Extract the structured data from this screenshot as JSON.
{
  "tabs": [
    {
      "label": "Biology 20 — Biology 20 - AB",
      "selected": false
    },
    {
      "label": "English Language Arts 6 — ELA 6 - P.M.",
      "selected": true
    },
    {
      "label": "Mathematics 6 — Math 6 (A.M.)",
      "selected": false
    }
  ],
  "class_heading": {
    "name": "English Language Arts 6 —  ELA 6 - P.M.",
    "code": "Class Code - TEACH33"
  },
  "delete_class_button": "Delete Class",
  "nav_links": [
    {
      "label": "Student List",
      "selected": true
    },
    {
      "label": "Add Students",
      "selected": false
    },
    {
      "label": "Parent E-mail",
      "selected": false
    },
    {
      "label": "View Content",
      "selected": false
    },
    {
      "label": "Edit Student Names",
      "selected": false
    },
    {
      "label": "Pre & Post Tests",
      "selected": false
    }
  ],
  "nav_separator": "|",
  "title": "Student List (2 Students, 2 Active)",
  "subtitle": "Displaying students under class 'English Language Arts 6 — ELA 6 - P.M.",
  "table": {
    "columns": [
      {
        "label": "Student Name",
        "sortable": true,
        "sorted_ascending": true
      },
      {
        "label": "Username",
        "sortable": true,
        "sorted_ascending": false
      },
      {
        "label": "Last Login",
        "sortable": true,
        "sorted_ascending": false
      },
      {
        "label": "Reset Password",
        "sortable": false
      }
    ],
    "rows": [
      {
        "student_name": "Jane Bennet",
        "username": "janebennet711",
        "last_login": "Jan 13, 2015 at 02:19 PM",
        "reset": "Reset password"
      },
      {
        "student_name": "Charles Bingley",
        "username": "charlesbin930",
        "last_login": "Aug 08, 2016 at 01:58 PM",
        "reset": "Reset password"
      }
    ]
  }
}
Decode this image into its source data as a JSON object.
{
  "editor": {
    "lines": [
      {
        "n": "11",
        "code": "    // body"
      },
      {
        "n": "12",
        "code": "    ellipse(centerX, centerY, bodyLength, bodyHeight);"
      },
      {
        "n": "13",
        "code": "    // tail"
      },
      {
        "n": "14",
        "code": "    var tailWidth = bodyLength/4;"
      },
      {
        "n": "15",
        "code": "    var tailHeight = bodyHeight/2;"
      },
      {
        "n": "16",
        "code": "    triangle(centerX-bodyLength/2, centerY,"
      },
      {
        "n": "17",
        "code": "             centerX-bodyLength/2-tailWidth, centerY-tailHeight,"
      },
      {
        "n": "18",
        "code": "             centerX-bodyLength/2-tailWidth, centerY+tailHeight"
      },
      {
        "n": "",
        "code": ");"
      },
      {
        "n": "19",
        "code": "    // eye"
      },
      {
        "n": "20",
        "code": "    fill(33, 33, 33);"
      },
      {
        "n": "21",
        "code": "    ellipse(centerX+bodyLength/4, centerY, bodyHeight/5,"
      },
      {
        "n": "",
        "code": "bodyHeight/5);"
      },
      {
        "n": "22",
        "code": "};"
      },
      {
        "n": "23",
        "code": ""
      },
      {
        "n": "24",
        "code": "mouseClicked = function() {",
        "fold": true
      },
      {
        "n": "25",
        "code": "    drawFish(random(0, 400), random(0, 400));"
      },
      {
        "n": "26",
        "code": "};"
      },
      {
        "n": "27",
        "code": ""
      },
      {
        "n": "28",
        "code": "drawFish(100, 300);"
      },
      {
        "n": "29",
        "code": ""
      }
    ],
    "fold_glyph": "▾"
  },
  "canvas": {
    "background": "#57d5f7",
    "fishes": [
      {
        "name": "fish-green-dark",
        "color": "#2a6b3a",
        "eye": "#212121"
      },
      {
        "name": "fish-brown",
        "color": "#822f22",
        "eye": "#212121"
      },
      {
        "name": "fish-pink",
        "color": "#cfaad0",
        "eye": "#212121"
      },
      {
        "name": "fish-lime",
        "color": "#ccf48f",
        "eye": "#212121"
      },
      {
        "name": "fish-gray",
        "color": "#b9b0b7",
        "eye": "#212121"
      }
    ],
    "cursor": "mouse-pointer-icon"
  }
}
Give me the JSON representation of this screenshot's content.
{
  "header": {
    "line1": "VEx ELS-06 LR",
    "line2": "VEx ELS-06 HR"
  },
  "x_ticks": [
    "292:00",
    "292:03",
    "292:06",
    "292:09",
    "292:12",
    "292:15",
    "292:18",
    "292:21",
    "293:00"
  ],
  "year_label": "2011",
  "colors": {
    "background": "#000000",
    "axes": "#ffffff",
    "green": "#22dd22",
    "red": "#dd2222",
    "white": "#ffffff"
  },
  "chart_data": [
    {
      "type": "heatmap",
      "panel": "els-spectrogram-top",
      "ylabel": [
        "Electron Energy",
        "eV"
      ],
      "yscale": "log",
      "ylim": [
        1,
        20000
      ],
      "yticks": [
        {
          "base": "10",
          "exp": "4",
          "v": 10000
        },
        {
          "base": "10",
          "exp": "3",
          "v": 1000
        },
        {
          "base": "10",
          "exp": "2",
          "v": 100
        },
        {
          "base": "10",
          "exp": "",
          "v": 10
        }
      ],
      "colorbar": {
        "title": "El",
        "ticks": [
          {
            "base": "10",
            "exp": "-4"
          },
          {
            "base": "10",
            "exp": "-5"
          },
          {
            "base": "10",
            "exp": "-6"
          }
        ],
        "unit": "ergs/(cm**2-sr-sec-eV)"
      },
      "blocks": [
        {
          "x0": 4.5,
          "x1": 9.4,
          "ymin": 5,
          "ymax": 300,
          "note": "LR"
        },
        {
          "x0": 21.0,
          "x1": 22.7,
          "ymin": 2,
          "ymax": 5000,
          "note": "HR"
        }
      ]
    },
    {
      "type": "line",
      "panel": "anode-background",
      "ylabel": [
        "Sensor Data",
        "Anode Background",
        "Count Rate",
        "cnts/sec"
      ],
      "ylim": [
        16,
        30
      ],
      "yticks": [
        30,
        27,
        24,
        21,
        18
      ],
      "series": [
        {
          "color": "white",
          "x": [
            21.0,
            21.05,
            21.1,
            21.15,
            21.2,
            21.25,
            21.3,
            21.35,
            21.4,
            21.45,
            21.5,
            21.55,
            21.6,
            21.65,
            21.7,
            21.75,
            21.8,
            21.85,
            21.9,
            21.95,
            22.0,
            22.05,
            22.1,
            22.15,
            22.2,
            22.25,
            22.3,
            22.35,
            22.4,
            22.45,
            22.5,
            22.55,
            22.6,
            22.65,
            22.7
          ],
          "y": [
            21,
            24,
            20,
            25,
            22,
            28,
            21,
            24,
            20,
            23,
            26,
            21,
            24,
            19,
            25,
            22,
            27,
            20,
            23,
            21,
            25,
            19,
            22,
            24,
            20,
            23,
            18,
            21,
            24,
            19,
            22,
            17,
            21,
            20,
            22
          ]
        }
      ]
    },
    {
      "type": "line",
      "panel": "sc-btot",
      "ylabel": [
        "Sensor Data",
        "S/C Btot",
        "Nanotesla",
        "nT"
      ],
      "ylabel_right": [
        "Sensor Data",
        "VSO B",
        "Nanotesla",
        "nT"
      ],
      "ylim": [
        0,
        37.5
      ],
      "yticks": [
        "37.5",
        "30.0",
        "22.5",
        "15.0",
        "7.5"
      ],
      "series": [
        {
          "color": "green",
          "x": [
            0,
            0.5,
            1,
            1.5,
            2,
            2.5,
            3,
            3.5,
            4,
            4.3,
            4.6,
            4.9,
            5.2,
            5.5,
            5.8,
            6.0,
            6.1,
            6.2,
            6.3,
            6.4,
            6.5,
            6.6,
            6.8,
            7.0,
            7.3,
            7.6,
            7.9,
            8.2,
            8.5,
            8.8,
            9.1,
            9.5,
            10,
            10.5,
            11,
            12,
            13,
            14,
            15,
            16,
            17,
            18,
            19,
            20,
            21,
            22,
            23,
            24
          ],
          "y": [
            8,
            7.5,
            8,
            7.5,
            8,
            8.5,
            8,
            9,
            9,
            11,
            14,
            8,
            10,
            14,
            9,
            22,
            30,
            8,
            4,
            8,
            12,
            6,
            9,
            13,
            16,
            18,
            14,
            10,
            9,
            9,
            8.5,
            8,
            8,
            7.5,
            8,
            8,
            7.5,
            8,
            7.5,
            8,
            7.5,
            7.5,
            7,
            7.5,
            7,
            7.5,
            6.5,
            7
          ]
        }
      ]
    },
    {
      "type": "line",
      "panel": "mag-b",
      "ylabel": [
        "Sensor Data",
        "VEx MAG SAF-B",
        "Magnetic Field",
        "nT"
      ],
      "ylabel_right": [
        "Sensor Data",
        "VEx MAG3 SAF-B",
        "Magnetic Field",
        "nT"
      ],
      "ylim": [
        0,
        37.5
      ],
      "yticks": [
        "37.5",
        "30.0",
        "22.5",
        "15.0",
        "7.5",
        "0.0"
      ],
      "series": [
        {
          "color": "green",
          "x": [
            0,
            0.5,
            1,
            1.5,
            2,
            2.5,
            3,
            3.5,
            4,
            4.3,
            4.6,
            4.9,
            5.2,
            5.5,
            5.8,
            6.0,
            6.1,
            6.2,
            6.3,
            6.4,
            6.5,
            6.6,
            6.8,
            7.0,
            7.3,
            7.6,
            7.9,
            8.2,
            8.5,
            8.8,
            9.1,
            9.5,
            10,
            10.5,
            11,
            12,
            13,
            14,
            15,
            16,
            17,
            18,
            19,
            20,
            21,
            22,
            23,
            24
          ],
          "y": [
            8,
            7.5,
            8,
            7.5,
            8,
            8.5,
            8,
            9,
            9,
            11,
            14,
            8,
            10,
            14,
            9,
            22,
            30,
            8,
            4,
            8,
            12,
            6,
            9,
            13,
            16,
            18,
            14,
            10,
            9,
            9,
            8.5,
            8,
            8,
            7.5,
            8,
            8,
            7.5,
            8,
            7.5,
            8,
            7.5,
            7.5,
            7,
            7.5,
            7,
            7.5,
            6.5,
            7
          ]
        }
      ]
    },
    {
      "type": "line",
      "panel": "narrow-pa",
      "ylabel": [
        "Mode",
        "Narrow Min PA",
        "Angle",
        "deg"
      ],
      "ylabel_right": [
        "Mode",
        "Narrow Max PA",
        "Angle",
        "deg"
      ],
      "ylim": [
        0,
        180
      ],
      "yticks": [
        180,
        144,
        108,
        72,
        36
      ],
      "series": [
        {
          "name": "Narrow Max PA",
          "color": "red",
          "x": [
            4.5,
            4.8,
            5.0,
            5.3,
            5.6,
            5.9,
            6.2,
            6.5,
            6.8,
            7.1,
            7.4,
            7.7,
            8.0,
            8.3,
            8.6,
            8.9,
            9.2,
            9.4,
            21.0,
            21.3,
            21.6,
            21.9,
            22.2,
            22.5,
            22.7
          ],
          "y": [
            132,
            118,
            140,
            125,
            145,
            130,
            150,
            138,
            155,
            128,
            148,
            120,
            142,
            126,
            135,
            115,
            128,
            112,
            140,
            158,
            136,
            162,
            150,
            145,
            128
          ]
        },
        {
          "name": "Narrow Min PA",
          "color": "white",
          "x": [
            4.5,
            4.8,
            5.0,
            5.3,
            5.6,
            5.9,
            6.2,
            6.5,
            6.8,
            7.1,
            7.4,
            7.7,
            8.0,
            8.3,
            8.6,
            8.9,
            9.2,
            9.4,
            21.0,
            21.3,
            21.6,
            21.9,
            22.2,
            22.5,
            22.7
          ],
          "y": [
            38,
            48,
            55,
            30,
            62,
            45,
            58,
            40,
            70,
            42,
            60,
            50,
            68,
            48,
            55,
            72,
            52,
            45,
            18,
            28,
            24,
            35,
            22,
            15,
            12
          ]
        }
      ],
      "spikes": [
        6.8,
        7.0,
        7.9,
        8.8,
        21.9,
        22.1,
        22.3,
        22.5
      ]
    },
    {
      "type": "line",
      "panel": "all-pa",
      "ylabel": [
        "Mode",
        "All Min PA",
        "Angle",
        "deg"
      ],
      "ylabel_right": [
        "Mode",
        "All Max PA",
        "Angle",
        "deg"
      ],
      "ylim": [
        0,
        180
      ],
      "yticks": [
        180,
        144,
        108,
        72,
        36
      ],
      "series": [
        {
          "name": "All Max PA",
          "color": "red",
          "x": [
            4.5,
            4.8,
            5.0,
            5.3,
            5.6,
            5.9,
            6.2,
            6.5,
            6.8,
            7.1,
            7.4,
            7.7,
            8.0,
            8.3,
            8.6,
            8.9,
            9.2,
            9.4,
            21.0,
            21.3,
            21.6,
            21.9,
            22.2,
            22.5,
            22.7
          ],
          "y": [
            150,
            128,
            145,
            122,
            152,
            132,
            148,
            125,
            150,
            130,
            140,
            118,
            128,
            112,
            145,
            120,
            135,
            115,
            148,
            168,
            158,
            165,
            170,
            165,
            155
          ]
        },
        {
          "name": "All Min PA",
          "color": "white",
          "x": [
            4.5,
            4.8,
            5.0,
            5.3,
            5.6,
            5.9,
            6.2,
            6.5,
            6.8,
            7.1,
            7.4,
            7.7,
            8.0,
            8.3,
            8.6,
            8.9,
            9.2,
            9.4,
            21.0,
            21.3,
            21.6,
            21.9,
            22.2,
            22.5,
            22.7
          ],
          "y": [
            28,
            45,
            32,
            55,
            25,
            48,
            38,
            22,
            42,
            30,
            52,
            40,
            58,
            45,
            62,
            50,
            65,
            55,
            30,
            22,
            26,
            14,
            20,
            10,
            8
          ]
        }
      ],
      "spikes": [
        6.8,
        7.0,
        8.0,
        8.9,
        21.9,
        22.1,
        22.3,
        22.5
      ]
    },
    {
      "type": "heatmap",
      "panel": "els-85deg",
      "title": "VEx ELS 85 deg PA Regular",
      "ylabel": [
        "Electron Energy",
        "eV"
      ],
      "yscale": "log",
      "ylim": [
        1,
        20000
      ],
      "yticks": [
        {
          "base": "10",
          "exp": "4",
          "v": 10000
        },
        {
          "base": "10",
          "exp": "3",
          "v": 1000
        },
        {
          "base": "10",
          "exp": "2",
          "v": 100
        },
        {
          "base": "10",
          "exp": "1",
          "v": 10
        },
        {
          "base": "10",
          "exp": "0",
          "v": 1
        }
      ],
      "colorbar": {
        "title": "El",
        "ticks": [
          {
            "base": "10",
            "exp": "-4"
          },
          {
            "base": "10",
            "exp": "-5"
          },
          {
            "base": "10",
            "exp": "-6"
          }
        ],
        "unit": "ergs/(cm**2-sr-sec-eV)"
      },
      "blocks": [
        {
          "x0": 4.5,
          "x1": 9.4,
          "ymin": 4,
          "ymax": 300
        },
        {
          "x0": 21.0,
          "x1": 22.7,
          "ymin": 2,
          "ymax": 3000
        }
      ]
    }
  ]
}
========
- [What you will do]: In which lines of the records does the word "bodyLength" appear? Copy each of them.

- [Task response]:
        "code": "    ellipse(centerX, centerY, bodyLength, bodyHeight);"
        "code": "    var tailWidth = bodyLength/4;"
        "code": "    triangle(centerX-bodyLength/2, centerY,"
        "code": "             centerX-bodyLength/2-tailWidth, centerY-tailHeight,"
        "code": "             centerX-bodyLength/2-tailWidth, centerY+tailHeight"
        "code": "    ellipse(centerX+bodyLength/4, centerY, bodyHeight/5,"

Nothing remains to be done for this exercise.